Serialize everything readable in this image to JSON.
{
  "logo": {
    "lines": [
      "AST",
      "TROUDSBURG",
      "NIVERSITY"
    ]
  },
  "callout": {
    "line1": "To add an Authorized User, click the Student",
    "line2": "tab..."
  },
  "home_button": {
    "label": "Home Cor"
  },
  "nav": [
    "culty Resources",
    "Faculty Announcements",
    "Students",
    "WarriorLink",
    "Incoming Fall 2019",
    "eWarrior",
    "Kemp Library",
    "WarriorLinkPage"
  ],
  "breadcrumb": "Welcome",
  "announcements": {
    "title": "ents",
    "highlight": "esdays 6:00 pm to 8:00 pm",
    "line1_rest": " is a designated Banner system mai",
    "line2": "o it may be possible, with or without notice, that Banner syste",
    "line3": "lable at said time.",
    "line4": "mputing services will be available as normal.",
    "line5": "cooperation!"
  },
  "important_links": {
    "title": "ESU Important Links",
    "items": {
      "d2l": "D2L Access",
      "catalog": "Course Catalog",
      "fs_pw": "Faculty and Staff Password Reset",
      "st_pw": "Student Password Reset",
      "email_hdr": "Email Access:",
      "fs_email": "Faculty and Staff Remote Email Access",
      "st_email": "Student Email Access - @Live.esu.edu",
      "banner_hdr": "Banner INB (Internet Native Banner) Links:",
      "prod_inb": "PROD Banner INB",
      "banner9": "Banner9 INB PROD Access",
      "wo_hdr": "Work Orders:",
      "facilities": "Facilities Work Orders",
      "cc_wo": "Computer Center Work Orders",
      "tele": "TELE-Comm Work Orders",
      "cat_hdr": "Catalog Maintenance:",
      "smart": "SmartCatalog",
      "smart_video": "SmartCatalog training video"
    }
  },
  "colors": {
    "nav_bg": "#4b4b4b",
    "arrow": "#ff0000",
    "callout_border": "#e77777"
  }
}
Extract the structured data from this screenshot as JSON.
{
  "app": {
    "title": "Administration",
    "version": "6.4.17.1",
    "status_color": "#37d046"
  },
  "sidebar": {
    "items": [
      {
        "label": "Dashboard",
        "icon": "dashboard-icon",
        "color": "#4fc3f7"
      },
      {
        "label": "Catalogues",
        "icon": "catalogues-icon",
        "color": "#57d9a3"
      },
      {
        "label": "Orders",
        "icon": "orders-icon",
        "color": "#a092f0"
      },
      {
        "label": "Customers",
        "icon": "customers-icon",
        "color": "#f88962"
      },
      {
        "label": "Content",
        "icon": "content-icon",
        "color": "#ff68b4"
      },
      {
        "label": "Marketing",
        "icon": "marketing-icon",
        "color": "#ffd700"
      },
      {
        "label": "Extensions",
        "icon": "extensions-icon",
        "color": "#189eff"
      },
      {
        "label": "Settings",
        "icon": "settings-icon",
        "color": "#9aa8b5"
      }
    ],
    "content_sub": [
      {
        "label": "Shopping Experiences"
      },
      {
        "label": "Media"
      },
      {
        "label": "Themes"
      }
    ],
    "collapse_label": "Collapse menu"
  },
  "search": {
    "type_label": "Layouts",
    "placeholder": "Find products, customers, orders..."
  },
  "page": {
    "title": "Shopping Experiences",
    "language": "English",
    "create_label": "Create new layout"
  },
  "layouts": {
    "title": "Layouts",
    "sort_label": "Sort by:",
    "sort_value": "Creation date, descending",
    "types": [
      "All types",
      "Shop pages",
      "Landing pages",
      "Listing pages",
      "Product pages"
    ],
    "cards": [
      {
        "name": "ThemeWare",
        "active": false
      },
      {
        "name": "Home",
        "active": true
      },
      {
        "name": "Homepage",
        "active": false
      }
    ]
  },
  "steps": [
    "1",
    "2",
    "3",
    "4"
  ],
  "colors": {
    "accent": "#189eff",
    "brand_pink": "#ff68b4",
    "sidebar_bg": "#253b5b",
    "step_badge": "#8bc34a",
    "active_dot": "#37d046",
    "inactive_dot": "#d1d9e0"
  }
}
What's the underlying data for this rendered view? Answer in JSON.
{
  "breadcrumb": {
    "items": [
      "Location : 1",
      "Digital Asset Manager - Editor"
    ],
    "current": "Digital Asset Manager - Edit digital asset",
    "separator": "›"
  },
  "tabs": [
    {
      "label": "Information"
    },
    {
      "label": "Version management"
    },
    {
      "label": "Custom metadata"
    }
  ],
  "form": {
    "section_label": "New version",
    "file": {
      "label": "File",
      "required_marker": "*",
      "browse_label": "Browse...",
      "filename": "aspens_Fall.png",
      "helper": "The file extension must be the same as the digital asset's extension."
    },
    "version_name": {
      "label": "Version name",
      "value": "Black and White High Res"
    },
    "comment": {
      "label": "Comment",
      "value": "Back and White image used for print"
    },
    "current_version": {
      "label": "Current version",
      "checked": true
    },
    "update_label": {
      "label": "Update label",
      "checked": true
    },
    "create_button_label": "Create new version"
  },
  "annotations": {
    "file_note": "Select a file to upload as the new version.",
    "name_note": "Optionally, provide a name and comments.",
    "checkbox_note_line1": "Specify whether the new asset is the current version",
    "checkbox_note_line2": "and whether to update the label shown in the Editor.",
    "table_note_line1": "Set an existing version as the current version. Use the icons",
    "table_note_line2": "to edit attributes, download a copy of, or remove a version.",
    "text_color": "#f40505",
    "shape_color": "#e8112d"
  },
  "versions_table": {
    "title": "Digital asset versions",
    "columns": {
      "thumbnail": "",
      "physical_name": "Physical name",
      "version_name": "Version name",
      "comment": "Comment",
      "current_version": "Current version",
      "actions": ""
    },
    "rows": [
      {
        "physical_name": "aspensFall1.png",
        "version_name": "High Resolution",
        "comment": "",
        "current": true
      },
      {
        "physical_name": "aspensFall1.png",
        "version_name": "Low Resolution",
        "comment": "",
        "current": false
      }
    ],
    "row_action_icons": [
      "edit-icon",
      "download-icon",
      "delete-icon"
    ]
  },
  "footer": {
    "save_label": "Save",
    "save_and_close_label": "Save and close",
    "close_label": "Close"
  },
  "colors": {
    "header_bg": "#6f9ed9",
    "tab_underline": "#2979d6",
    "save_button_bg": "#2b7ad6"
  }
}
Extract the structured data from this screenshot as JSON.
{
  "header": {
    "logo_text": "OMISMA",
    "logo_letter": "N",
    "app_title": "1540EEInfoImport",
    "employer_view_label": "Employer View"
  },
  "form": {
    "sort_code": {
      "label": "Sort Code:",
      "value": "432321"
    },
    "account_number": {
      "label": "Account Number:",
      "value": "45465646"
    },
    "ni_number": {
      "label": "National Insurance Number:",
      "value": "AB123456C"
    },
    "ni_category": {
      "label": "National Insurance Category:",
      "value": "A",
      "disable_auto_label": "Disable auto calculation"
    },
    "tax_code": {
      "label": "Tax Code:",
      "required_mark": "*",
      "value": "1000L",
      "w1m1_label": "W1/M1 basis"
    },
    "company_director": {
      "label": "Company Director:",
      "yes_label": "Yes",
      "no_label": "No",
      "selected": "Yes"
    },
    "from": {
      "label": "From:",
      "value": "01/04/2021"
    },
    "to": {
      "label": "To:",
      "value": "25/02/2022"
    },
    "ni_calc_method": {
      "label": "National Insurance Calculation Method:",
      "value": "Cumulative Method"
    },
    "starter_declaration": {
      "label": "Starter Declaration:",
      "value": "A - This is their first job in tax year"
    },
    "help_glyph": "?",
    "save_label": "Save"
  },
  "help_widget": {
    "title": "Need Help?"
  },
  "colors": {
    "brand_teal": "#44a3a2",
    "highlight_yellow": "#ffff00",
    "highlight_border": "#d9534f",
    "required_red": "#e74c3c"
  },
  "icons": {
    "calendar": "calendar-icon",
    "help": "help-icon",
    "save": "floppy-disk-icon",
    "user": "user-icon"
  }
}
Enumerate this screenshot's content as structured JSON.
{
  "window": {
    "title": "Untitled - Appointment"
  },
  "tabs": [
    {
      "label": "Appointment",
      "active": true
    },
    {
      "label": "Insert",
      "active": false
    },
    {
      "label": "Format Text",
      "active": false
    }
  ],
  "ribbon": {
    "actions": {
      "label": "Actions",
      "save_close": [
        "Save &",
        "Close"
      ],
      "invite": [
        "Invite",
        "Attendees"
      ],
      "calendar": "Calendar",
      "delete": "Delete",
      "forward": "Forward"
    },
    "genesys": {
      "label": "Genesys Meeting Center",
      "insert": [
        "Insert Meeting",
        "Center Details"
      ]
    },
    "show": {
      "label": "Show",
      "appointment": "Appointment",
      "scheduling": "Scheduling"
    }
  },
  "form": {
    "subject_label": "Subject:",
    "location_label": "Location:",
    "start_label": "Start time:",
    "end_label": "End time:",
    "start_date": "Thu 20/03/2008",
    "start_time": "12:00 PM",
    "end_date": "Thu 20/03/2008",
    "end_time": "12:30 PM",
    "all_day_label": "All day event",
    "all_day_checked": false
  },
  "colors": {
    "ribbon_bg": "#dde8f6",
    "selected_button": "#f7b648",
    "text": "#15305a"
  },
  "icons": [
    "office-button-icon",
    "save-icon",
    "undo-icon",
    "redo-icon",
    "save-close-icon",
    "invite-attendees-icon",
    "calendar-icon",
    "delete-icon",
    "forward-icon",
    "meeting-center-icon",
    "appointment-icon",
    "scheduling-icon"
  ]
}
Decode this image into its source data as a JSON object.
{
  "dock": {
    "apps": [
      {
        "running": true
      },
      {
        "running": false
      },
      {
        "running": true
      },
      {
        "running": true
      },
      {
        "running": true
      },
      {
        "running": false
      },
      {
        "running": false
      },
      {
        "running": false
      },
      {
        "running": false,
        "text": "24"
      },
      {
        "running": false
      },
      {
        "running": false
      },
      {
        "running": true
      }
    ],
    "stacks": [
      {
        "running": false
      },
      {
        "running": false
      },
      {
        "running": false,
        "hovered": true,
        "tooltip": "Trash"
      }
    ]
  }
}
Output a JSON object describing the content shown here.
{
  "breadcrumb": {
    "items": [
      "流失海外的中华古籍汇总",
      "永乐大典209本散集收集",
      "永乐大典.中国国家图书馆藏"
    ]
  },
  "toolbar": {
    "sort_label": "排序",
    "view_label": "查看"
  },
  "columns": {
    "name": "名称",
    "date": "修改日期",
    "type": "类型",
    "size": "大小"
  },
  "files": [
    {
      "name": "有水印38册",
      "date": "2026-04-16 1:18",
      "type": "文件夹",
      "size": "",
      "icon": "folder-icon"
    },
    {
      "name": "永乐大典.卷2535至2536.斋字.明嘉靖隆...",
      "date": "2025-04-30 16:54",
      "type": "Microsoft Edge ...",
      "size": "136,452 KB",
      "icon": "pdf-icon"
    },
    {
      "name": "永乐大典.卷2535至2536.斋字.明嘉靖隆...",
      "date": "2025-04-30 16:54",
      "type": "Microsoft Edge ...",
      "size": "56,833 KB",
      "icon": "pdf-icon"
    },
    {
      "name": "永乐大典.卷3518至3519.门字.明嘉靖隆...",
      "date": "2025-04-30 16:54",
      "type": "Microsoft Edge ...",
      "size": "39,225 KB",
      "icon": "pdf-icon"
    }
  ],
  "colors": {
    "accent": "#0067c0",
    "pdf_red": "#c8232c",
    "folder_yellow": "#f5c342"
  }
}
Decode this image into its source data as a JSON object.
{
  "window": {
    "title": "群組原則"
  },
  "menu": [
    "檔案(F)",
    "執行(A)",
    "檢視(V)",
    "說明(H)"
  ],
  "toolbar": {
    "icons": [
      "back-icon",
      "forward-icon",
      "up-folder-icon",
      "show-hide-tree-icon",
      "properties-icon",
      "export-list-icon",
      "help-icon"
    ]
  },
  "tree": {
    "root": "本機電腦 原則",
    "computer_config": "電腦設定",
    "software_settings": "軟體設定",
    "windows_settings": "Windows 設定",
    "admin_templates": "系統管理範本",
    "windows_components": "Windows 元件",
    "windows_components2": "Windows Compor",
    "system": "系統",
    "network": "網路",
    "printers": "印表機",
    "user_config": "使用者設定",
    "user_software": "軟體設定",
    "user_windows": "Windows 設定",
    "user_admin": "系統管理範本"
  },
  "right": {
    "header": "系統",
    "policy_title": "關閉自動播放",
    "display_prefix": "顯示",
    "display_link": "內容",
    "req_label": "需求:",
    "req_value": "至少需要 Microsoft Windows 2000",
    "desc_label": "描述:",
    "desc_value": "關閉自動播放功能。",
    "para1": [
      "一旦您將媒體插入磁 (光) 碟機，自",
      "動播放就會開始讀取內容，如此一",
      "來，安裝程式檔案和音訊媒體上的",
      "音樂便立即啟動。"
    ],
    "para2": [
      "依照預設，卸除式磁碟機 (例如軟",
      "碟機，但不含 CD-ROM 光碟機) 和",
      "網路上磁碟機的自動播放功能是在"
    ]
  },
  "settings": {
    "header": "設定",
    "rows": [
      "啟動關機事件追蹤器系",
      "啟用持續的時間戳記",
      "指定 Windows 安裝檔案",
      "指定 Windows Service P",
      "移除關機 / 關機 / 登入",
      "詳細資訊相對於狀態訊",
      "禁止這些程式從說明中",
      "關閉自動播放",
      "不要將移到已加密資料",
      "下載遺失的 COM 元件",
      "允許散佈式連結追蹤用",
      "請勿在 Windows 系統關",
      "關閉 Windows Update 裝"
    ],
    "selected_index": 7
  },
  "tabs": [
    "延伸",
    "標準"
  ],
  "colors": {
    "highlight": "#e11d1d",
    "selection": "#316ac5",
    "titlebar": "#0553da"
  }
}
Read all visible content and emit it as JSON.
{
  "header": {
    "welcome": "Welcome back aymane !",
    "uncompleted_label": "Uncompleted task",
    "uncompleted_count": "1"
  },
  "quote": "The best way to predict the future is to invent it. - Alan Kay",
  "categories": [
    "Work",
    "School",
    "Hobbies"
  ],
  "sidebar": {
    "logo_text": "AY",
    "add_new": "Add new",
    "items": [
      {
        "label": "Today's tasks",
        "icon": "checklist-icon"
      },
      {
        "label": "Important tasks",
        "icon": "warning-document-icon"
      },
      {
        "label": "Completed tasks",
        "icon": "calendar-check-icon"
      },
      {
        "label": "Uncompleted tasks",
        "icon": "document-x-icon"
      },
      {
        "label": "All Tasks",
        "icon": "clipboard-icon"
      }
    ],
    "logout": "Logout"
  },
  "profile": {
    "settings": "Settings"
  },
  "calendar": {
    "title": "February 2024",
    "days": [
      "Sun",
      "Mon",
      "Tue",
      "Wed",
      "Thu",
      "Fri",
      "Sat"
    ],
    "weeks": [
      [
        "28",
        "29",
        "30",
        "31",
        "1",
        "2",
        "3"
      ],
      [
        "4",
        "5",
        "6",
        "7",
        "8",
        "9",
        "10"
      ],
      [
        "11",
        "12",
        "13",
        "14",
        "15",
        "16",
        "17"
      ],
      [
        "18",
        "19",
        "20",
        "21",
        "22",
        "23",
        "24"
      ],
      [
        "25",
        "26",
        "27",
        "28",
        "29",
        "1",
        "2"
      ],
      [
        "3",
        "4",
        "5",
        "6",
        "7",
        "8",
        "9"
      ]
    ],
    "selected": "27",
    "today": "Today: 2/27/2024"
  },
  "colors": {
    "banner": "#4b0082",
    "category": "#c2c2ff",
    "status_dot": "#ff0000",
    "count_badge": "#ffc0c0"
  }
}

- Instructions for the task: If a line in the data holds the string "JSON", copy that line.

- Response area:
Serialize everything readable in this image to JSON.
Extract the structured data from this screenshot as JSON.
What's the underlying data for this rendered view? Answer in JSON.
Extract the structured data from this screenshot as JSON.
Enumerate this screenshot's content as structured JSON.
Decode this image into its source data as a JSON object.
Output a JSON object describing the content shown here.
Decode this image into its source data as a JSON object.
Read all visible content and emit it as JSON.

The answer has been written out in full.